Where the budget doesn’t meet the needs outlined by the team, clients would follow an appeals process. A federal judge determined the secret algorithm and previous process violated clients’ due process rights, leading to the new formula and appeals process.
Cindy Beane, BMS Commissioner, explained the factors behind the problem of clients receiving more than they can use and why it can’t be transferred.
Authorized services “do not relate to actual dollars and cents until the services are provided and billed,” she said in an email exchange. “At that time, West Virginia pays their portion of the claim and federal dollars are pulled down to pay the federal portion of the claim.”
Historically, services coordinators typically ask for 30 percent more than what is actually spent, she said.
Because budgets do not represent actual appropriated money, she said, “APS budgets are not ‘money’ that is ‘unspent.’ … Nothing happens to that money because BMS did not receive any money.”

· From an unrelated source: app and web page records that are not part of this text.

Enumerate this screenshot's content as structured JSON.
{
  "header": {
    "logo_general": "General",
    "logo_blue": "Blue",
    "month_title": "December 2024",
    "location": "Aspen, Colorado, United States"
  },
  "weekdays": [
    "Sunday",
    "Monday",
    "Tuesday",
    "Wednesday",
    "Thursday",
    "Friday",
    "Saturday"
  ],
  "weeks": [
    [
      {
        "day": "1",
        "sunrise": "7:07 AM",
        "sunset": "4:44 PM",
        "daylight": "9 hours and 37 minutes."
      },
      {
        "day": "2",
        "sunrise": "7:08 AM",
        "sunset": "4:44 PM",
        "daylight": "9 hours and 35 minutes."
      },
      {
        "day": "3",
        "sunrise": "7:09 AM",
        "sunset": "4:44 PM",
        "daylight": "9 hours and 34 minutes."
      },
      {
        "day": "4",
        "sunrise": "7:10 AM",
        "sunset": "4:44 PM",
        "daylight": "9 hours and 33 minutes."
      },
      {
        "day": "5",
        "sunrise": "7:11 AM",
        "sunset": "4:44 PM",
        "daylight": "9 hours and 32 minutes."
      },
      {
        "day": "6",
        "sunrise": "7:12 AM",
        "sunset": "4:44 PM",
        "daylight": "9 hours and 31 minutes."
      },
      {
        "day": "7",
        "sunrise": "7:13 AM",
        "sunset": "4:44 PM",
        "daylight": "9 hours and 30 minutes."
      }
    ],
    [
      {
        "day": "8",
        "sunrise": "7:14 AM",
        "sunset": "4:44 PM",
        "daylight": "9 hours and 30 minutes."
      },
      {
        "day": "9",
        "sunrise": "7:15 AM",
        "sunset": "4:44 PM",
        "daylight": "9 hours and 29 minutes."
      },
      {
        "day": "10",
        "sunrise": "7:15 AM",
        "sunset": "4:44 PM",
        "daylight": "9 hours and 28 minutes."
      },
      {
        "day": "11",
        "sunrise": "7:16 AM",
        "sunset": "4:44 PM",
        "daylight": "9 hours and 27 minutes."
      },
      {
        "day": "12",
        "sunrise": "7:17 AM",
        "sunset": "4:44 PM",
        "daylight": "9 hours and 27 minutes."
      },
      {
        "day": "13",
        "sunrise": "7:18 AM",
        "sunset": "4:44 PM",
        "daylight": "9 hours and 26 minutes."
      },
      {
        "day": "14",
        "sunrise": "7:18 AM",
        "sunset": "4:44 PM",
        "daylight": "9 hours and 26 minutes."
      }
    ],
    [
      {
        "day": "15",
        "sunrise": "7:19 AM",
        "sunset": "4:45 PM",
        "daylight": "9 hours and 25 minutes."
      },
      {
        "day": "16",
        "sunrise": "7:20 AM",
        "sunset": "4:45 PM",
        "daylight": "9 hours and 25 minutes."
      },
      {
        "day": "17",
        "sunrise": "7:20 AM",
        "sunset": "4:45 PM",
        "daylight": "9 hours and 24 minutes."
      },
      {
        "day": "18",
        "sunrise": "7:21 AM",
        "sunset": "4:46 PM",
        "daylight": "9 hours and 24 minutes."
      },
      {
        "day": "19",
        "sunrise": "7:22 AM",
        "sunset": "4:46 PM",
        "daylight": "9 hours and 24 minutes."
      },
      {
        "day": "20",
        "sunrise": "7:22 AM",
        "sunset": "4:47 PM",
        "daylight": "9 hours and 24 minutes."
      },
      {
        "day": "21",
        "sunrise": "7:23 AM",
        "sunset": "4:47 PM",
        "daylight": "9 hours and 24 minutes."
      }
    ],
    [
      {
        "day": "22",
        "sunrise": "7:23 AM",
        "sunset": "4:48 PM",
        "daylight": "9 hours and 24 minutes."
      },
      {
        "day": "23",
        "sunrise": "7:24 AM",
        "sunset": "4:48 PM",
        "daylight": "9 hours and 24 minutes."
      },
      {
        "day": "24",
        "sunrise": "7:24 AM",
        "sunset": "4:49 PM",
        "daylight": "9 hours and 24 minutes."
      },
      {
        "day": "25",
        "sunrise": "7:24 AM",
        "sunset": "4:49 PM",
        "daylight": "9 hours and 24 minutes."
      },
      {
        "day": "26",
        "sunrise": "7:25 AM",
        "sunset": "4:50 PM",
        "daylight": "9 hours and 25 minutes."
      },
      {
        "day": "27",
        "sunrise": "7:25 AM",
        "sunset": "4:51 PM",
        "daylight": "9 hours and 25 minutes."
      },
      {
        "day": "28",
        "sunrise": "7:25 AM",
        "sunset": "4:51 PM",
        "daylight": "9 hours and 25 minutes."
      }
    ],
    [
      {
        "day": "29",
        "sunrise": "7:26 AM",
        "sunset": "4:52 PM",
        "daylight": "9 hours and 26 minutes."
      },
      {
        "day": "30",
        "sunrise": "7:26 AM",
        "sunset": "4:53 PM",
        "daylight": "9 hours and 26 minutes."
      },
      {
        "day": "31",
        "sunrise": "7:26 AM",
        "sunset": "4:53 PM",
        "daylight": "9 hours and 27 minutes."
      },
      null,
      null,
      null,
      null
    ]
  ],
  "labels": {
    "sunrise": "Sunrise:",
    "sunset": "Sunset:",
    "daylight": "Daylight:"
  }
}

Because the waiver program, approved by the federal Centers for Medicare and Medicaid Services, sets individualized budgets, she said, “It does not authorize an agency to just take an authorization from one person’s individualized budget and add it to another person’s individualized budget.
Asked to cite any specific code or rule prohibiting a transfer, she said, “There is no specific code or rule because it is not actual money that can be transferred from one account to another. When a member has their annual assessment, an individualized budget is generated. If a member needs more services than what can be purchased, then the individual member has the ability to ask for an exception and explain why. If unsuccessful, [under the old system] the member always has the ability to request a Medicaid Fair Hearing and have their request heard by an impartial hearing officer from the Board of Review.
The new system – built on a base budget determined by contracted actuaries and increased by add-ons according to various physical and behavioral conditions – contains a 20 percent stop-loss/stop-gain provision that will prevent a client’s budget from increasing or decreasing more than 20 percent of their current budget.
Asked if this might affect the over-budgeting issue or if BMS will adjust its policy to allow transfers, she said, “The stop-loss provision is a procedure that helps smooth the transition for a member who currently spent more in the 12-month period than what the new budget methodology determines the person needs. It is to ease the transition from a higher budget to a lower budget. In most of these cases (estimated to be 5 percent of the total group), the member may need the additional 20 percent of services and they will go through an exceptions process to explain why they need those additional services authorized.”